- **EXERCISE MATERIALS**:

----

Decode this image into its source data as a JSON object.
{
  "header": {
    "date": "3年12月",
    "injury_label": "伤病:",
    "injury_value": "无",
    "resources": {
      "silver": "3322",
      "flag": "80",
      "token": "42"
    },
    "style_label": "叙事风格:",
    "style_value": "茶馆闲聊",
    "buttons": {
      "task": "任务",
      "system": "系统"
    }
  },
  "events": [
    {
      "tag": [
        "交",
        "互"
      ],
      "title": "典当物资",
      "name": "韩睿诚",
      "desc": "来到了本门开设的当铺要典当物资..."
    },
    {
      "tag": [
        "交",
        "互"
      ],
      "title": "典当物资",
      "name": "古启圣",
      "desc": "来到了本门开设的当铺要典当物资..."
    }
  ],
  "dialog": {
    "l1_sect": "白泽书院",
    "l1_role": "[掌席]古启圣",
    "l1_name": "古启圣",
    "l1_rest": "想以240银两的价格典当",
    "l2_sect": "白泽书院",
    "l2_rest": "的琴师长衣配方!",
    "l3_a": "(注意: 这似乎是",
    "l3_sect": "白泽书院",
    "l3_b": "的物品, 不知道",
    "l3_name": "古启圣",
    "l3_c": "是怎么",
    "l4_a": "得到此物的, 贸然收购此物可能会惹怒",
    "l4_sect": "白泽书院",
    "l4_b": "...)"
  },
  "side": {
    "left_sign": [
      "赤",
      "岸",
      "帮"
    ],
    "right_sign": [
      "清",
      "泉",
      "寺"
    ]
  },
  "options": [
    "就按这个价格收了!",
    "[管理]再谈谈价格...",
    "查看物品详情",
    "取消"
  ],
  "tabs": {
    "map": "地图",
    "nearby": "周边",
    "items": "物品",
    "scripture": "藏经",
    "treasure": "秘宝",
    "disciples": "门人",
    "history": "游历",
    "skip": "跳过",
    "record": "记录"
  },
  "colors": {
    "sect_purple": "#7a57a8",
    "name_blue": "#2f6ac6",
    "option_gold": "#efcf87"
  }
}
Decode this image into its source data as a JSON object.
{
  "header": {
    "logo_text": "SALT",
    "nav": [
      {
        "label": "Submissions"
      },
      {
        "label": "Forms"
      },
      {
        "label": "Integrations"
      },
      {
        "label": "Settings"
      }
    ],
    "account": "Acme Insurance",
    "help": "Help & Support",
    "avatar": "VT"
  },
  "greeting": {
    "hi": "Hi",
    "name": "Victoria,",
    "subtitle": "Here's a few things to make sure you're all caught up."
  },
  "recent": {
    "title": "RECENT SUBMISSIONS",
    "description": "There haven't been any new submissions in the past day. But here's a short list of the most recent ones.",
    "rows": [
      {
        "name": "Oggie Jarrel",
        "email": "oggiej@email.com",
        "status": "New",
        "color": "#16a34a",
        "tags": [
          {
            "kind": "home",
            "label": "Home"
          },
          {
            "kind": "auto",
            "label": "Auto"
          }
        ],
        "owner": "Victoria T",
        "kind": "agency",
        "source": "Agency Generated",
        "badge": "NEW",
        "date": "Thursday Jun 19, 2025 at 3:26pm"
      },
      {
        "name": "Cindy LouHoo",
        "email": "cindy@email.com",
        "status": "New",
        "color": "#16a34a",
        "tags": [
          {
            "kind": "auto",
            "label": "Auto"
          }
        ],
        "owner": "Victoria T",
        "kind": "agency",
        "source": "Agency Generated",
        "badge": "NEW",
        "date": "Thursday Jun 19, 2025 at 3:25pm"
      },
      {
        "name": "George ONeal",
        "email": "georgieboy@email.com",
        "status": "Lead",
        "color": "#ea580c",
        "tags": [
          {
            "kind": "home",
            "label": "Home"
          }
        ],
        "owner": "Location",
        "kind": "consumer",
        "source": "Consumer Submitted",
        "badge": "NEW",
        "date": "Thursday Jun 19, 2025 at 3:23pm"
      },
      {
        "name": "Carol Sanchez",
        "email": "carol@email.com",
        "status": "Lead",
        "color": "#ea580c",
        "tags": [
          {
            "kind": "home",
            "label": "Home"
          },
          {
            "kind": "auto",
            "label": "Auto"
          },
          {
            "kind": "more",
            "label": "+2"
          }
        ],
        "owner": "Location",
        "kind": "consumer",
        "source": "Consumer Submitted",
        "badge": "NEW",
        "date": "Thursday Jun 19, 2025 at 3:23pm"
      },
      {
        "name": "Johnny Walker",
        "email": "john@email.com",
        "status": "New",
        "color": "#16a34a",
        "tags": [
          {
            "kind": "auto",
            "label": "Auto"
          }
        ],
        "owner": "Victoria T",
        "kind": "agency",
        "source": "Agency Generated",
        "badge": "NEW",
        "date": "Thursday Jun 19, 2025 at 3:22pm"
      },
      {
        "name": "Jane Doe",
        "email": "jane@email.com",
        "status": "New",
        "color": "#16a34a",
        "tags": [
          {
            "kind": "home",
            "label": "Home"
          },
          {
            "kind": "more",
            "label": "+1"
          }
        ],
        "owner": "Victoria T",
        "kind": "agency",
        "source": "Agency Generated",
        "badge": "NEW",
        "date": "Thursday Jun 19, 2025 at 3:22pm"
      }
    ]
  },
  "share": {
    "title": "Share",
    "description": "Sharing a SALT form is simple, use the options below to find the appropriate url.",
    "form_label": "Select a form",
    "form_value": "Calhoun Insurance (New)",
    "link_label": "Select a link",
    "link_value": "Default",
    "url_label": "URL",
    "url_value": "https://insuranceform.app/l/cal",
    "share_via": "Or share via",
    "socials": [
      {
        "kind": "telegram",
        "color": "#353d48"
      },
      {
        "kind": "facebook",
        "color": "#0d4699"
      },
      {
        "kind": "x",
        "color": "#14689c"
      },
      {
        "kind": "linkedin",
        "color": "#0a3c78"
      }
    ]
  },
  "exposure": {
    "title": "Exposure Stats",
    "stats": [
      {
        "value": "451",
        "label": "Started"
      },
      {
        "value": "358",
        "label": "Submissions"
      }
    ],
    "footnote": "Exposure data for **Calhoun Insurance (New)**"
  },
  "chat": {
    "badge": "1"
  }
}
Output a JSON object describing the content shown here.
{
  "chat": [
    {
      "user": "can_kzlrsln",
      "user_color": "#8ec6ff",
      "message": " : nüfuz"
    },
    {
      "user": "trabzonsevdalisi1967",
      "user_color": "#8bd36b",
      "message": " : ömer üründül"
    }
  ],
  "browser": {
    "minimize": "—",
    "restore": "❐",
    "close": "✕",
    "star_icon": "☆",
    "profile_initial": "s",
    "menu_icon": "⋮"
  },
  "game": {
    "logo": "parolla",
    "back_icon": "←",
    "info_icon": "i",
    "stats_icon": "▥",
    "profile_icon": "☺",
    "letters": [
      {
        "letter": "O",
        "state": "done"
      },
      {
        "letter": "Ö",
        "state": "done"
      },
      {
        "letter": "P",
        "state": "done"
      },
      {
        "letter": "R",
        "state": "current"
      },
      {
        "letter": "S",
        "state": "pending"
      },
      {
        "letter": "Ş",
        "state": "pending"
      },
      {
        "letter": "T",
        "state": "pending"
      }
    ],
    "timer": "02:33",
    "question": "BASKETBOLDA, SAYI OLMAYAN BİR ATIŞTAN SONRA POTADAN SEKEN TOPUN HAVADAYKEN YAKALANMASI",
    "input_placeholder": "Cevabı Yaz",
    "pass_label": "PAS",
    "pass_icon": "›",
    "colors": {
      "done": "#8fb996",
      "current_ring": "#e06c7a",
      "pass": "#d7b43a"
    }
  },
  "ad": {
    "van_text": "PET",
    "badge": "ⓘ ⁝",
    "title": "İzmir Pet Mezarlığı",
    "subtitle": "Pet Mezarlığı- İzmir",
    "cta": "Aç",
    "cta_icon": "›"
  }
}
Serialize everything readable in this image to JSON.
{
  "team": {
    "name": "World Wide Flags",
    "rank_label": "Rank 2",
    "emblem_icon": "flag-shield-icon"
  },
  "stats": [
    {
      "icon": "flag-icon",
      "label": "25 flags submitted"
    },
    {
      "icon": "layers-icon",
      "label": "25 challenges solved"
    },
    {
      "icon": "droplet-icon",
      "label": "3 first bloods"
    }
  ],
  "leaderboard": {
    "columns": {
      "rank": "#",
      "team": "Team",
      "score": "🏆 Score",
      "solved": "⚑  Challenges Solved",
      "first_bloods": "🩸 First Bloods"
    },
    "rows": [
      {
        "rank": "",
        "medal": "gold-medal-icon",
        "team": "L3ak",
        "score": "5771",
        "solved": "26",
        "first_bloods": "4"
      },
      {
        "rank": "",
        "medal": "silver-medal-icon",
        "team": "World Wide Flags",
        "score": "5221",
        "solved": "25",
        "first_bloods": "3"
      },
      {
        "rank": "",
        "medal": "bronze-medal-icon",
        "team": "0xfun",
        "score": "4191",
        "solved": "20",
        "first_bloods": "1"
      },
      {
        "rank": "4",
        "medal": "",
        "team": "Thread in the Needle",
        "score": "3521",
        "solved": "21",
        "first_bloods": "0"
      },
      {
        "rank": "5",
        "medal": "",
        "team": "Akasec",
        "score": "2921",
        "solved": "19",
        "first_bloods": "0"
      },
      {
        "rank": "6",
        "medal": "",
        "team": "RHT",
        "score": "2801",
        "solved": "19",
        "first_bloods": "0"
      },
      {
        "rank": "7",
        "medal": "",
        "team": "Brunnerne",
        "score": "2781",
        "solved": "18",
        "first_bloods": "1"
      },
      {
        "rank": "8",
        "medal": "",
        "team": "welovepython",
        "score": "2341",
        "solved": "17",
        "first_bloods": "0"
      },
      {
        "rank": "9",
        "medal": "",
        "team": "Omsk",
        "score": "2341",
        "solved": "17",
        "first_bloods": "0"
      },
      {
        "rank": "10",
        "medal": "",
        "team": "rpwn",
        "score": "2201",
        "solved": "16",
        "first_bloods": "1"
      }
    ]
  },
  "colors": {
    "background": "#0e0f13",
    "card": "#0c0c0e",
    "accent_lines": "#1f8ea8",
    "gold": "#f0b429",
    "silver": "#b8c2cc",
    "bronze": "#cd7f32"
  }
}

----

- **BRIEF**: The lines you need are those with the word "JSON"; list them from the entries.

- **WRITTEN SOLUTION**:
Decode this image into its source data as a JSON object.
Decode this image into its source data as a JSON object.
Output a JSON object describing the content shown here.
Serialize everything readable in this image to JSON.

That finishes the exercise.